[App and web page records]
# # # # #

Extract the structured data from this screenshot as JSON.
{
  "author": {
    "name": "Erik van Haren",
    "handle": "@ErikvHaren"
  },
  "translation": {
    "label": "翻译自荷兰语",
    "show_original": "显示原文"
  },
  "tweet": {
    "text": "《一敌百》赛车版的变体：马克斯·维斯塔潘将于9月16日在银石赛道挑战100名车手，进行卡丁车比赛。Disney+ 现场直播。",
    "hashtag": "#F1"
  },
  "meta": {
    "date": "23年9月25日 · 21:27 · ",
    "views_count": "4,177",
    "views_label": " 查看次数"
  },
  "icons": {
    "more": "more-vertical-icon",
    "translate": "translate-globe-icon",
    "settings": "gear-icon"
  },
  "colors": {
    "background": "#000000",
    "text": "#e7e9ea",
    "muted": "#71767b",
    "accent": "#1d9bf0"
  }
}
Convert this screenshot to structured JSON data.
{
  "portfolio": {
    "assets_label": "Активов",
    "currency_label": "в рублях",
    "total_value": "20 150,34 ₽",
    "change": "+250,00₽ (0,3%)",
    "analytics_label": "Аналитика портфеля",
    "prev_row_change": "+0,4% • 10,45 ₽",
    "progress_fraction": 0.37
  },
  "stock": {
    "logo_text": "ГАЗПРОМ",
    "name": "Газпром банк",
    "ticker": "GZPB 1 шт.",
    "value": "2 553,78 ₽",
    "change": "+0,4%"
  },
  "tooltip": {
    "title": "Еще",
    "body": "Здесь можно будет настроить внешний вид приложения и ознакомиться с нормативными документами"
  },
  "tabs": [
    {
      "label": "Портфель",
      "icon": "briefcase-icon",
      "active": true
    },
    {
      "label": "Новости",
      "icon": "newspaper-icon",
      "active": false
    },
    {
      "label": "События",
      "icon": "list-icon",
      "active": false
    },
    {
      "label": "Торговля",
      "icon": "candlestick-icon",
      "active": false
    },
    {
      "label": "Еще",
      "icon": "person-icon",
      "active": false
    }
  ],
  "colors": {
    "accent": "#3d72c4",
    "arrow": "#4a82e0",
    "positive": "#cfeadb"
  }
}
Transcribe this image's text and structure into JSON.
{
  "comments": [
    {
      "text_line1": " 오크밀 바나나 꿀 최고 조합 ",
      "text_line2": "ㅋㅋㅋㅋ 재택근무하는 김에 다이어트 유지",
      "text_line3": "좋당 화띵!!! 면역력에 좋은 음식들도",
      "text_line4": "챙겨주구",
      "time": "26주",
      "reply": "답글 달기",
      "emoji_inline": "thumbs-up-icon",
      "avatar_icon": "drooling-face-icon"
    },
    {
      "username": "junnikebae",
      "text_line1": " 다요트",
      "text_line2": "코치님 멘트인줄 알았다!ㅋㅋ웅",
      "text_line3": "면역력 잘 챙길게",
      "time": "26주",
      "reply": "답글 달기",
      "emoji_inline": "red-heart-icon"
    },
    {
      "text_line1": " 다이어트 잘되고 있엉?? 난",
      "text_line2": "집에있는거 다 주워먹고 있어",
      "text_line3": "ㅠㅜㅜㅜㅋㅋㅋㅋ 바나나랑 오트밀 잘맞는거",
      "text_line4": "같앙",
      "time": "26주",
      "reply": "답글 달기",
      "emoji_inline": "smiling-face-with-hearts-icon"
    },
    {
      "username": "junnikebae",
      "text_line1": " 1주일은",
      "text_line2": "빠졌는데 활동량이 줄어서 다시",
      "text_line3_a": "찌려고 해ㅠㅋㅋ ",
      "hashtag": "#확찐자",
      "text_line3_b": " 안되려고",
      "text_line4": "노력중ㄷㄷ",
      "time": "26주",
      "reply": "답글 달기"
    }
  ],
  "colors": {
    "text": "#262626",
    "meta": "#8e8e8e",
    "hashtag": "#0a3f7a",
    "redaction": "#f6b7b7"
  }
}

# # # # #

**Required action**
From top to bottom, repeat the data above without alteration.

**Solution to the problem**
Extract the structured data from this screenshot as JSON.
{
  "author": {
    "name": "Erik van Haren",
    "handle": "@ErikvHaren"
  },
  "translation": {
    "label": "翻译自荷兰语",
    "show_original": "显示原文"
  },
  "tweet": {
    "text": "《一敌百》赛车版的变体：马克斯·维斯塔潘将于9月16日在银石赛道挑战100名车手，进行卡丁车比赛。Disney+ 现场直播。",
    "hashtag": "#F1"
  },
  "meta": {
    "date": "23年9月25日 · 21:27 · ",
    "views_count": "4,177",
    "views_label": " 查看次数"
  },
  "icons": {
    "more": "more-vertical-icon",
    "translate": "translate-globe-icon",
    "settings": "gear-icon"
  },
  "colors": {
    "background": "#000000",
    "text": "#e7e9ea",
    "muted": "#71767b",
    "accent": "#1d9bf0"
  }
}
Convert this screenshot to structured JSON data.
{
  "portfolio": {
    "assets_label": "Активов",
    "currency_label": "в рублях",
    "total_value": "20 150,34 ₽",
    "change": "+250,00₽ (0,3%)",
    "analytics_label": "Аналитика портфеля",
    "prev_row_change": "+0,4% • 10,45 ₽",
    "progress_fraction": 0.37
  },
  "stock": {
    "logo_text": "ГАЗПРОМ",
    "name": "Газпром банк",
    "ticker": "GZPB 1 шт.",
    "value": "2 553,78 ₽",
    "change": "+0,4%"
  },
  "tooltip": {
    "title": "Еще",
    "body": "Здесь можно будет настроить внешний вид приложения и ознакомиться с нормативными документами"
  },
  "tabs": [
    {
      "label": "Портфель",
      "icon": "briefcase-icon",
      "active": true
    },
    {
      "label": "Новости",
      "icon": "newspaper-icon",
      "active": false
    },
    {
      "label": "События",
      "icon": "list-icon",
      "active": false
    },
    {
      "label": "Торговля",
      "icon": "candlestick-icon",
      "active": false
    },
    {
      "label": "Еще",
      "icon": "person-icon",
      "active": false
    }
  ],
  "colors": {
    "accent": "#3d72c4",
    "arrow": "#4a82e0",
    "positive": "#cfeadb"
  }
}
Transcribe this image's text and structure into JSON.
{
  "comments": [
    {
      "text_line1": " 오크밀 바나나 꿀 최고 조합 ",
      "text_line2": "ㅋㅋㅋㅋ 재택근무하는 김에 다이어트 유지",
      "text_line3": "좋당 화띵!!! 면역력에 좋은 음식들도",
      "text_line4": "챙겨주구",
      "time": "26주",
      "reply": "답글 달기",
      "emoji_inline": "thumbs-up-icon",
      "avatar_icon": "drooling-face-icon"
    },
    {
      "username": "junnikebae",
      "text_line1": " 다요트",
      "text_line2": "코치님 멘트인줄 알았다!ㅋㅋ웅",
      "text_line3": "면역력 잘 챙길게",
      "time": "26주",
      "reply": "답글 달기",
      "emoji_inline": "red-heart-icon"
    },
    {
      "text_line1": " 다이어트 잘되고 있엉?? 난",
      "text_line2": "집에있는거 다 주워먹고 있어",
      "text_line3": "ㅠㅜㅜㅜㅋㅋㅋㅋ 바나나랑 오트밀 잘맞는거",
      "text_line4": "같앙",
      "time": "26주",
      "reply": "답글 달기",
      "emoji_inline": "smiling-face-with-hearts-icon"
    },
    {
      "username": "junnikebae",
      "text_line1": " 1주일은",
      "text_line2": "빠졌는데 활동량이 줄어서 다시",
      "text_line3_a": "찌려고 해ㅠㅋㅋ ",
      "hashtag": "#확찐자",
      "text_line3_b": " 안되려고",
      "text_line4": "노력중ㄷㄷ",
      "time": "26주",
      "reply": "답글 달기"
    }
  ],
  "colors": {
    "text": "#262626",
    "meta": "#8e8e8e",
    "hashtag": "#0a3f7a",
    "redaction": "#f6b7b7"
  }
}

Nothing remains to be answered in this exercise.